REQUIRED ACTION:
Exact reproduction of the listing is required. Pictures are not reproduced.

GIVEN DATA:

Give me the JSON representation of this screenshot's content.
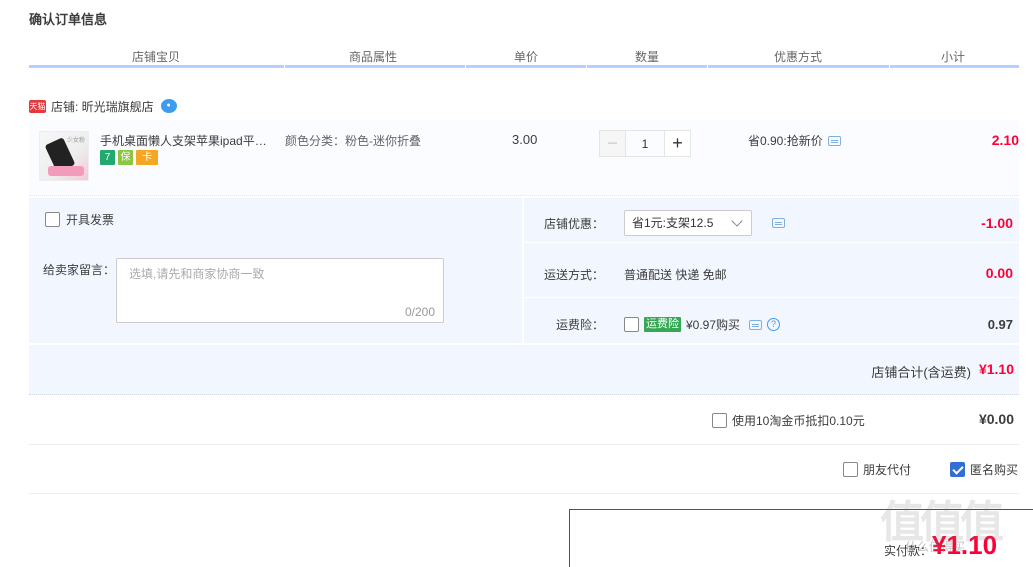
{
  "page_title": "确认订单信息",
  "columns": [
    "店铺宝贝",
    "商品属性",
    "单价",
    "数量",
    "优惠方式",
    "小计"
  ],
  "shop": {
    "tag": "天猫",
    "name": "店铺: 昕光瑞旗舰店"
  },
  "item": {
    "name": "手机桌面懒人支架苹果ipad平板电脑支架",
    "attr": "颜色分类：粉色-迷你折叠",
    "price": "3.00",
    "qty": "1",
    "minus": "−",
    "plus": "+",
    "promo": "省0.90:抢新价",
    "subtotal": "2.10",
    "badges": [
      "7",
      "保",
      "卡"
    ]
  },
  "invoice_label": "开具发票",
  "message": {
    "label": "给卖家留言：",
    "placeholder": "选填,请先和商家协商一致",
    "count": "0/200"
  },
  "shop_coupon": {
    "label": "店铺优惠：",
    "value": "省1元:支架12.5",
    "amount": "-1.00"
  },
  "shipping": {
    "label": "运送方式：",
    "value": "普通配送 快递 免邮",
    "amount": "0.00"
  },
  "insurance": {
    "label": "运费险：",
    "tag": "运费险",
    "text": "¥0.97购买",
    "amount": "0.97",
    "q": "?"
  },
  "shop_total": {
    "label": "店铺合计(含运费)",
    "value": "¥1.10"
  },
  "coins": {
    "label": "使用10淘金币抵扣0.10元",
    "value": "¥0.00"
  },
  "friend_pay_label": "朋友代付",
  "anonymous_label": "匿名购买",
  "pay": {
    "label": "实付款：",
    "value": "¥1.10"
  },
  "watermark": {
    "big": "值值值",
    "small": "什么值得买"
  },
  "colors": {
    "accent_red": "#ff0036",
    "header_line": "#b2d1ff",
    "panel_bg": "#f2f7ff",
    "tmall_red": "#e4393c"
  }
}
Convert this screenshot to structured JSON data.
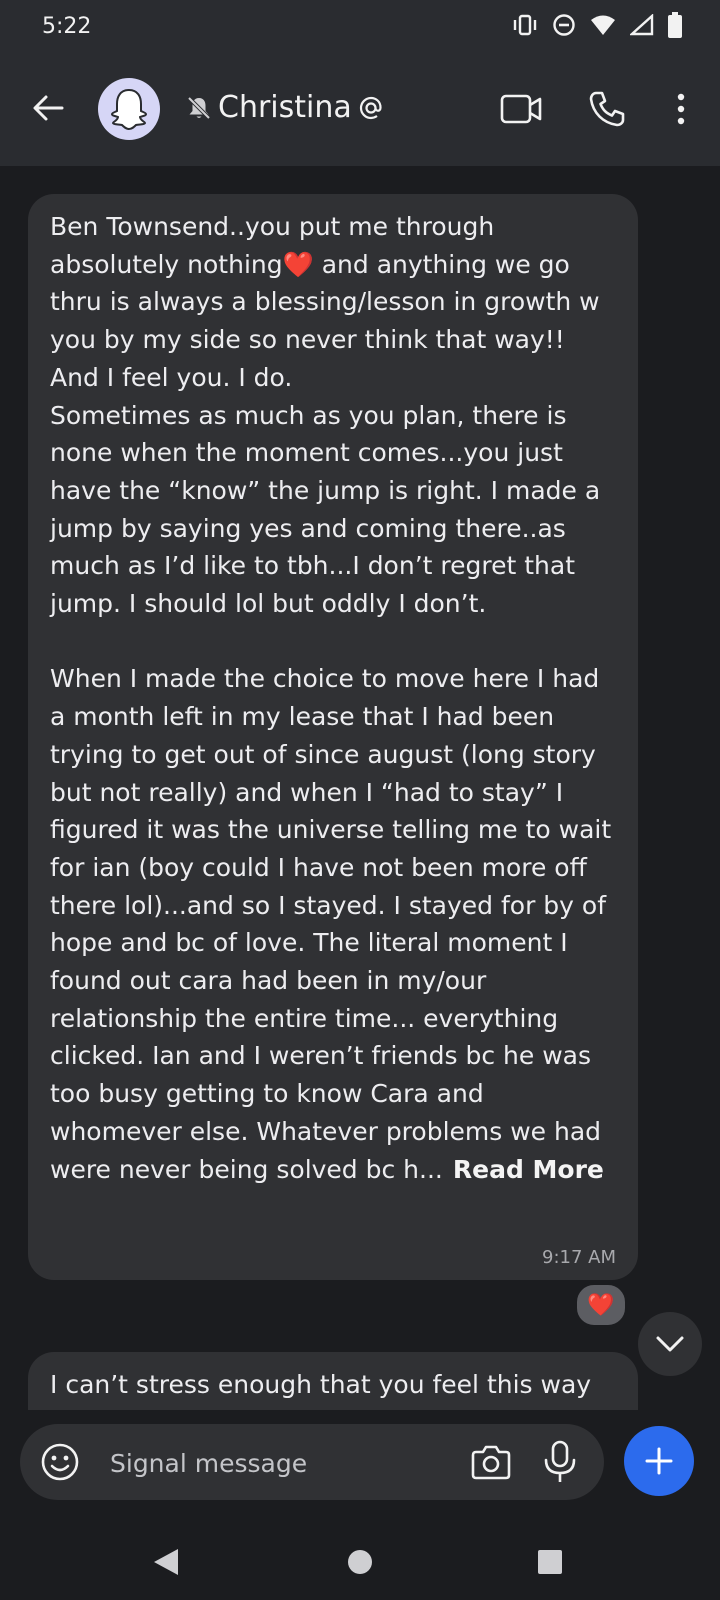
{
  "status_bar": {
    "time": "5:22",
    "icons": [
      "vibrate-icon",
      "do-not-disturb-icon",
      "wifi-icon",
      "signal-icon",
      "battery-icon"
    ]
  },
  "header": {
    "contact_name": "Christina",
    "muted": true,
    "icons": [
      "back-arrow-icon",
      "ghost-avatar-icon",
      "bell-muted-icon",
      "at-sign-icon",
      "video-call-icon",
      "phone-call-icon",
      "more-options-icon"
    ]
  },
  "messages": [
    {
      "text_part1": "Ben Townsend..you put me through absolutely nothing",
      "emoji": "❤️",
      "text_part2": " and anything we go thru is always a blessing/lesson in growth w you by my side so never think that way!!\nAnd I feel you. I do.\nSometimes as much as you plan, there is none when the moment comes...you just have the “know” the jump is right. I made a jump by saying yes and coming there..as much as I’d like to tbh...I don’t regret that jump. I should lol but oddly I don’t.\n\nWhen I made the choice to move here I had a month left in my lease that I had been trying to get out of since august (long story but not really) and when I “had to stay” I figured it was the universe telling me to wait for ian (boy could I have not been more off there lol)...and so I stayed. I stayed for by of hope and bc of love. The literal moment I found out cara had been in my/our relationship the entire time... everything clicked. Ian and I weren’t friends bc he was too busy getting to know Cara and whomever else. Whatever problems we had were never being solved bc h...",
      "read_more": "Read More",
      "time": "9:17 AM",
      "reaction": "❤️"
    },
    {
      "text": "I can’t stress enough that you feel this way"
    }
  ],
  "composer": {
    "placeholder": "Signal message"
  },
  "colors": {
    "background": "#1b1c1f",
    "header": "#2a2c30",
    "bubble": "#303134",
    "accent": "#2c6bed",
    "heart": "#e3242b"
  }
}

ANSWER TO THIS TASK:
Give me the JSON representation of this screenshot's content.
{
  "page_title": "确认订单信息",
  "columns": [
    "店铺宝贝",
    "商品属性",
    "单价",
    "数量",
    "优惠方式",
    "小计"
  ],
  "shop": {
    "tag": "天猫",
    "name": "店铺: 昕光瑞旗舰店"
  },
  "item": {
    "name": "手机桌面懒人支架苹果ipad平板电脑支架",
    "attr": "颜色分类：粉色-迷你折叠",
    "price": "3.00",
    "qty": "1",
    "minus": "−",
    "plus": "+",
    "promo": "省0.90:抢新价",
    "subtotal": "2.10",
    "badges": [
      "7",
      "保",
      "卡"
    ]
  },
  "invoice_label": "开具发票",
  "message": {
    "label": "给卖家留言：",
    "placeholder": "选填,请先和商家协商一致",
    "count": "0/200"
  },
  "shop_coupon": {
    "label": "店铺优惠：",
    "value": "省1元:支架12.5",
    "amount": "-1.00"
  },
  "shipping": {
    "label": "运送方式：",
    "value": "普通配送 快递 免邮",
    "amount": "0.00"
  },
  "insurance": {
    "label": "运费险：",
    "tag": "运费险",
    "text": "¥0.97购买",
    "amount": "0.97",
    "q": "?"
  },
  "shop_total": {
    "label": "店铺合计(含运费)",
    "value": "¥1.10"
  },
  "coins": {
    "label": "使用10淘金币抵扣0.10元",
    "value": "¥0.00"
  },
  "friend_pay_label": "朋友代付",
  "anonymous_label": "匿名购买",
  "pay": {
    "label": "实付款：",
    "value": "¥1.10"
  },
  "watermark": {
    "big": "值值值",
    "small": "什么值得买"
  },
  "colors": {
    "accent_red": "#ff0036",
    "header_line": "#b2d1ff",
    "panel_bg": "#f2f7ff",
    "tmall_red": "#e4393c"
  }
}
Convert this screenshot to structured JSON data.
{
  "status_bar": {
    "time": "5:22",
    "icons": [
      "vibrate-icon",
      "do-not-disturb-icon",
      "wifi-icon",
      "signal-icon",
      "battery-icon"
    ]
  },
  "header": {
    "contact_name": "Christina",
    "muted": true,
    "icons": [
      "back-arrow-icon",
      "ghost-avatar-icon",
      "bell-muted-icon",
      "at-sign-icon",
      "video-call-icon",
      "phone-call-icon",
      "more-options-icon"
    ]
  },
  "messages": [
    {
      "text_part1": "Ben Townsend..you put me through absolutely nothing",
      "emoji": "❤️",
      "text_part2": " and anything we go thru is always a blessing/lesson in growth w you by my side so never think that way!!\nAnd I feel you. I do.\nSometimes as much as you plan, there is none when the moment comes...you just have the “know” the jump is right. I made a jump by saying yes and coming there..as much as I’d like to tbh...I don’t regret that jump. I should lol but oddly I don’t.\n\nWhen I made the choice to move here I had a month left in my lease that I had been trying to get out of since august (long story but not really) and when I “had to stay” I figured it was the universe telling me to wait for ian (boy could I have not been more off there lol)...and so I stayed. I stayed for by of hope and bc of love. The literal moment I found out cara had been in my/our relationship the entire time... everything clicked. Ian and I weren’t friends bc he was too busy getting to know Cara and whomever else. Whatever problems we had were never being solved bc h...",
      "read_more": "Read More",
      "time": "9:17 AM",
      "reaction": "❤️"
    },
    {
      "text": "I can’t stress enough that you feel this way"
    }
  ],
  "composer": {
    "placeholder": "Signal message"
  },
  "colors": {
    "background": "#1b1c1f",
    "header": "#2a2c30",
    "bubble": "#303134",
    "accent": "#2c6bed",
    "heart": "#e3242b"
  }
}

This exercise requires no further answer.